  9. Got a new one....lined them up

    Thanks, northern Wisconsin here.
  10. Got a new one....lined them up

    It's a 544 utility. Gas ih2000 loader. Need a bigger bucket sometime. Next is a super c with a woods l306. Then it's an H Then the M And the 766D.
  11. Got a new one....lined them up

    Picked up a 42 M today. Pretty nice shape, but it has a stumble when running and might have water leak. Previous owner thinks that the governor spring is weak causing the stumble. Also said the head gasket was replaced after finding some water in the oil, but isn't sure if it was fixed. Rubber is OK, rears have some cracks. Semi recent repaint. Distillate tank still in place. 12 v conversion. Canopy. Got a good enough price on it that even if I had to pull the engine for a new block, it was still worth the buy. Figured it was time for a new group photo, so lined up my red iron collection.
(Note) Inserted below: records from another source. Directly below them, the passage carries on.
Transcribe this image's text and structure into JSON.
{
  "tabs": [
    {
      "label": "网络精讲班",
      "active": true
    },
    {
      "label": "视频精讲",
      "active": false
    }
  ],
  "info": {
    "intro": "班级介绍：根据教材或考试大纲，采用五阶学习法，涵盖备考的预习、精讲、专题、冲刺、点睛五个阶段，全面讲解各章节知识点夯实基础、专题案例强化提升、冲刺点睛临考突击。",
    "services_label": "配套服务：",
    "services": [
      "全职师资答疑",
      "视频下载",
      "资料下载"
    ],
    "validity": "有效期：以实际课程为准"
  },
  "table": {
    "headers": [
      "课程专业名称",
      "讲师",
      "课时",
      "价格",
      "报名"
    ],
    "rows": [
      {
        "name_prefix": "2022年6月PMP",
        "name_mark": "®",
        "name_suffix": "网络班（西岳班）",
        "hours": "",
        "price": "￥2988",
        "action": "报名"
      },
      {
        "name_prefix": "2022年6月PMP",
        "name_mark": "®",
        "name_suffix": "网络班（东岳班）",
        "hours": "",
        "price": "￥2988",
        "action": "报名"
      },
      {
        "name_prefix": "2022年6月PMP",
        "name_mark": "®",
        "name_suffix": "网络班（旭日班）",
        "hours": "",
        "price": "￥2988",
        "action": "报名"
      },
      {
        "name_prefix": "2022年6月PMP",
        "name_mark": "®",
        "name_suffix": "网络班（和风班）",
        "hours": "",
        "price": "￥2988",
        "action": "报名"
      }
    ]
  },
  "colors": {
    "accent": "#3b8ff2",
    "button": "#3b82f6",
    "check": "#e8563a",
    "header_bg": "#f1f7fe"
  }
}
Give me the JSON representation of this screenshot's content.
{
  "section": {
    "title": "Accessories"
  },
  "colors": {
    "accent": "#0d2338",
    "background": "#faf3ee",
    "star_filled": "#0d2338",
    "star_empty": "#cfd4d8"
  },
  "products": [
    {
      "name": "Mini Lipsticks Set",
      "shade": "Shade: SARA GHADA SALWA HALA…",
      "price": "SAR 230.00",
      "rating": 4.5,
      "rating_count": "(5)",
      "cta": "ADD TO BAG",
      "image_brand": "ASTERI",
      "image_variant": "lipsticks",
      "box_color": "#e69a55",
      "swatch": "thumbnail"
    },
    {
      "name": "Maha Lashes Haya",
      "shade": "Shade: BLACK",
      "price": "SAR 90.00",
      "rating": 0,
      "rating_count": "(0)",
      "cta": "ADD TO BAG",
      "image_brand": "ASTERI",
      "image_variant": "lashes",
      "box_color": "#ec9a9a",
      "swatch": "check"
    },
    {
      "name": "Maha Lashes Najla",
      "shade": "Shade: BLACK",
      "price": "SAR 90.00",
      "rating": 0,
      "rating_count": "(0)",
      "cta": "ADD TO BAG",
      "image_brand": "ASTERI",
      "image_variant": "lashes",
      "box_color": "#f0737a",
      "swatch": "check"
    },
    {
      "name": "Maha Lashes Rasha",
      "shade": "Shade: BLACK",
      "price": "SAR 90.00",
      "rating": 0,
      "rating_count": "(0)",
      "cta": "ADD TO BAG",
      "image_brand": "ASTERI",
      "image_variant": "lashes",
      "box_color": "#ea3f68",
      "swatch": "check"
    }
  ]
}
None of them are perfect and but they all run well other than the M. Of course about 20 minutes after these pics I blew a steering hose on the 766. Ah well. Thanks all.
  12. Replacing a broken rear wheel clamp bolt

    Looks good. Got it cranked down today. 4 new studs a 3/4" drive socket wrench and a 3' pipe. Looks good to go. Axle tightened right up on wheel with no obvious wear.
  13. Replacing a broken rear wheel clamp bolt

    What I did was first remove the intact nut and stud. Which I had to use a vise grips and booger some threads to do. Then I could tilt the clamp around enough that an 1/8" of the broken one stuck out, and I was able to turn it out with the vise grips. I had to heat the studs a little bit with a propane torch, and then hosed them down with pb blaster. Once both were out the front clamp was free. On the inside clamp I was able to just turn out the intact stud from the nut. The broken one, however, was recessed. So I drilled a hole in it and used the biggest easy out that I had (3/8") which luckily was good enough to spin it out to the point that I got the vise grips on it. After that all four studs where out and the caps come right out. I backed the tractor up so the pressure was on the casting. Not the clamps. My back up plan per the advice above was to sawzall or torch off the broken ones, but didn't end up needing too.
  14. Replacing a broken rear wheel clamp bolt

    I don't think the wheel is as bad as it may look in the photo. The keyway will be well engaged when the bolts are tight. I'll post up a photo in a few days when it's all back together.
  15. Replacing a broken rear wheel clamp bolt

    Well got then all out without taking the tire off. Vise grips and easy out on the inside bolt. Looks like I'll need 4 new ones. Both intact bolts are bent. So now just waiting on new ones. Thanks again!